Asked whether ‘Doctor Who’ filming more than 40 episodes a year was an incredibly hard workload, Frazer hastened to disagree. ‘To me, hard work is going down a mine, underground, chipping out lumps of coal, or drilling a thousand washers an hour, that’s hard work. We had a scene where Patrick kept forgetting his lines, you know, and Debbie and I were laughing at him, and he said “Oh, for goodness’ sake! You just stand there, and I’ve got all these lines.” And I said “Patrick, you’re paid a fortune to say the lines; and I’m paid to get the girls watching; and Debbie’s paid to get the dads out of the garden”.’
Frazer’s battle with bowel cancer some twelve years ago was also discussed. ‘[Of] course I couldn’t do television work because they wouldn’t let you… ooh, you might collapse. I did a lot of theatre. Because in theatre you have an understudy. So, if you break your leg, or you got flu, there’s someone else. So theatre was fine. So I did a lot of theatre. And then the bowel cancer people, you know, realised I’d had it, and would I go on and do this campaign for them? So I went on TV, and did radio interviews and newspaper and stuff… because it’s bowel cancer, people don’t talk about it… lung cancer, yeah, breast cancer, but bowel… urgh… bottoms, toilets.’
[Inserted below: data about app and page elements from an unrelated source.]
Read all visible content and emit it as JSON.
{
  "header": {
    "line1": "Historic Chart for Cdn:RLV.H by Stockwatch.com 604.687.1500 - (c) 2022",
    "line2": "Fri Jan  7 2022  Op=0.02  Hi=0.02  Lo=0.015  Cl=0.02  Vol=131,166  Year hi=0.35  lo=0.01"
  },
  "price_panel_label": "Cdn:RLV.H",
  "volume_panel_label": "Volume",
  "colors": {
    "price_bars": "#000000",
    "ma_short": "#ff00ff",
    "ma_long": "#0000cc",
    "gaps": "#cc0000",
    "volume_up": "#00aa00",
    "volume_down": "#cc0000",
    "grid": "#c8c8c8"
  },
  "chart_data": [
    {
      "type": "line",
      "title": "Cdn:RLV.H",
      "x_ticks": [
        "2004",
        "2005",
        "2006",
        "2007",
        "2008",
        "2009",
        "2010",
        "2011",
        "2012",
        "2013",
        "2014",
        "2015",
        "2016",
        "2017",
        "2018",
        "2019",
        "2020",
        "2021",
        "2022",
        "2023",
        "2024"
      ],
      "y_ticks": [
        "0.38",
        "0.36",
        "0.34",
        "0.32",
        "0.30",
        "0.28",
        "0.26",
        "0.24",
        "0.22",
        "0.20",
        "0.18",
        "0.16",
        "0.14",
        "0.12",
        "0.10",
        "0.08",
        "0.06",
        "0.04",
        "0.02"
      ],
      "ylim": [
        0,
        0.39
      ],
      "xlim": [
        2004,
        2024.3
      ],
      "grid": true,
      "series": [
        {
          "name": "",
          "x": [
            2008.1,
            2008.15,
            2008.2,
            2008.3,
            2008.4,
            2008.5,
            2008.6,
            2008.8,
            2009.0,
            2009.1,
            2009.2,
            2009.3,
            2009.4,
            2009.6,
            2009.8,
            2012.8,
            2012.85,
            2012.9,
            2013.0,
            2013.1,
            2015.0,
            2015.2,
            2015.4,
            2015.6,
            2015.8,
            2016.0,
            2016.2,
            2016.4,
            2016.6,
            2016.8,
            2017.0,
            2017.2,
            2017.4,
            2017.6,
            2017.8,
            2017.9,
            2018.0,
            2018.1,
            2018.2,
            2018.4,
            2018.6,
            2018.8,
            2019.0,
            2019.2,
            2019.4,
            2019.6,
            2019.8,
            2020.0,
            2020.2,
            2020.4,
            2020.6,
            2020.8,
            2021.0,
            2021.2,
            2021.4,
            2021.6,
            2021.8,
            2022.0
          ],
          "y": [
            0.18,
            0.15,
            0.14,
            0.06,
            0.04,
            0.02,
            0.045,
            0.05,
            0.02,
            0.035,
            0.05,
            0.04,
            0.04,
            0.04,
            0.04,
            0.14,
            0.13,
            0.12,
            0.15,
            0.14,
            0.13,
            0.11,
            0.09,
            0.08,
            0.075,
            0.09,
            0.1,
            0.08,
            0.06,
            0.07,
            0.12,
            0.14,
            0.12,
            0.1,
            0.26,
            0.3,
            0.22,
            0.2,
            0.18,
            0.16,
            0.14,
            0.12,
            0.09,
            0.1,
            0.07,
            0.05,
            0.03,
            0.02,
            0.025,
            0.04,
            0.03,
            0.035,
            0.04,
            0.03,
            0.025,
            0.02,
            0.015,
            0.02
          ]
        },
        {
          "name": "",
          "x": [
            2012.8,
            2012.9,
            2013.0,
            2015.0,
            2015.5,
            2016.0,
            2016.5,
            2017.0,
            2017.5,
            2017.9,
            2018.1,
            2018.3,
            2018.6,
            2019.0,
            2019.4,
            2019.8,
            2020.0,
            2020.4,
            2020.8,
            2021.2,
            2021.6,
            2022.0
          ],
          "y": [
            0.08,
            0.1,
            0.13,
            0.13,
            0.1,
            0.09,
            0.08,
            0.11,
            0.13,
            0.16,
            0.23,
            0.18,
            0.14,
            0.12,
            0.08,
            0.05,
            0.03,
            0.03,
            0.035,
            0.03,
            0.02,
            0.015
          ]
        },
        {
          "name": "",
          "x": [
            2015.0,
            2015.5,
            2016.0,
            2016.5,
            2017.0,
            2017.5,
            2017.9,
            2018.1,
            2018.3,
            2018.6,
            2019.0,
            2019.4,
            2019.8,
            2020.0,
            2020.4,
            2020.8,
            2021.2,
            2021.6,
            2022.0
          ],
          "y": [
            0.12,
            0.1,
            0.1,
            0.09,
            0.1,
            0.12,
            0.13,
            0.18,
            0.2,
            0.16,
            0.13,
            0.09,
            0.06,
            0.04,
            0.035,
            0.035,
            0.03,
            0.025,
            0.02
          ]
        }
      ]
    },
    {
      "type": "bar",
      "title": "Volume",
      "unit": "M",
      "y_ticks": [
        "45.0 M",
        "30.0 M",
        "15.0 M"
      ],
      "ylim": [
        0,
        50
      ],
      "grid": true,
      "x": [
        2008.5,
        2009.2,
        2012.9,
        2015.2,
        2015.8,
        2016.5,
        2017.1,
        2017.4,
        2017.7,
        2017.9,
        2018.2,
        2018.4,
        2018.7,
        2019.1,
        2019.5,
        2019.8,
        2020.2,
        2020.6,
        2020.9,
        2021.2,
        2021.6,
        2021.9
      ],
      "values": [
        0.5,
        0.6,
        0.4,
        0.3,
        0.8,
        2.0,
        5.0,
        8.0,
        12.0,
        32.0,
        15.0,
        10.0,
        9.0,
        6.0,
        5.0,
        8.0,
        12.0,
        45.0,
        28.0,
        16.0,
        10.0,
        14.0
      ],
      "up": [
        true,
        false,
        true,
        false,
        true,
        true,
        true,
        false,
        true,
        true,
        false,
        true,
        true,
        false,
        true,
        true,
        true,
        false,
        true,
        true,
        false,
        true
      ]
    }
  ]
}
‘The number of people that’ve come up and said, “D’you know you made me feel so better now? I’m having chemotherapy next week and you made me realise that chemo’s not a killer. Chemo in the morning, matinee, evening show. Just your round. And I never told the cast, because I didn’t want them to go “you sit down Frazer, have a cup of… don’t do the busy bee stuff, don’t do the tap-dancing.” I just want to be treated as normal.’